▶ _Records for the exercise_
-----

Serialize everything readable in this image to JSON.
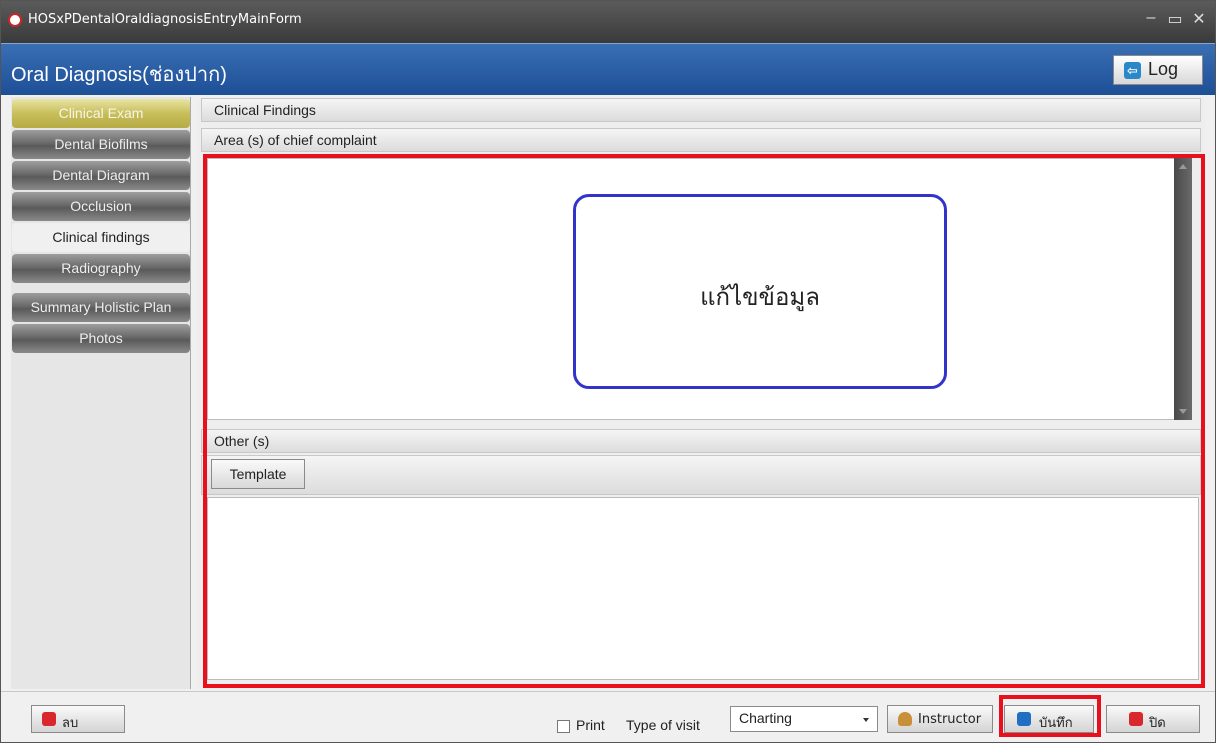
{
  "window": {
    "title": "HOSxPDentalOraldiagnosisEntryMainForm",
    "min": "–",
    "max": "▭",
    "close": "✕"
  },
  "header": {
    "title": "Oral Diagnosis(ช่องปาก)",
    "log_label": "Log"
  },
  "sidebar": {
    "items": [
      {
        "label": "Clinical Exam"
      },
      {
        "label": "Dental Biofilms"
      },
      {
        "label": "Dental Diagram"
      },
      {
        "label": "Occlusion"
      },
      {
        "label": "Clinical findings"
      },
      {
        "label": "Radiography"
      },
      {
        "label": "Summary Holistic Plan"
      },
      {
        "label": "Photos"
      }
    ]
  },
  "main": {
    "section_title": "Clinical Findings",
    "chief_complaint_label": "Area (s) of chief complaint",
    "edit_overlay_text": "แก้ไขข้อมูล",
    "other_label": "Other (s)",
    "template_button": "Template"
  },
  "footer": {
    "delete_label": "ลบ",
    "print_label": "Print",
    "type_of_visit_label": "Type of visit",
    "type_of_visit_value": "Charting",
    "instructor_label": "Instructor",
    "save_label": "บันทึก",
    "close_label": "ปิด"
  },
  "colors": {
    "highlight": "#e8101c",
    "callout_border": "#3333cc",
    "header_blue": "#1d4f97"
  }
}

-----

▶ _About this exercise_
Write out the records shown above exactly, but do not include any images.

▶ _Final answer_
Serialize everything readable in this image to JSON.
{
  "window": {
    "title": "HOSxPDentalOraldiagnosisEntryMainForm",
    "min": "–",
    "max": "▭",
    "close": "✕"
  },
  "header": {
    "title": "Oral Diagnosis(ช่องปาก)",
    "log_label": "Log"
  },
  "sidebar": {
    "items": [
      {
        "label": "Clinical Exam"
      },
      {
        "label": "Dental Biofilms"
      },
      {
        "label": "Dental Diagram"
      },
      {
        "label": "Occlusion"
      },
      {
        "label": "Clinical findings"
      },
      {
        "label": "Radiography"
      },
      {
        "label": "Summary Holistic Plan"
      },
      {
        "label": "Photos"
      }
    ]
  },
  "main": {
    "section_title": "Clinical Findings",
    "chief_complaint_label": "Area (s) of chief complaint",
    "edit_overlay_text": "แก้ไขข้อมูล",
    "other_label": "Other (s)",
    "template_button": "Template"
  },
  "footer": {
    "delete_label": "ลบ",
    "print_label": "Print",
    "type_of_visit_label": "Type of visit",
    "type_of_visit_value": "Charting",
    "instructor_label": "Instructor",
    "save_label": "บันทึก",
    "close_label": "ปิด"
  },
  "colors": {
    "highlight": "#e8101c",
    "callout_border": "#3333cc",
    "header_blue": "#1d4f97"
  }
}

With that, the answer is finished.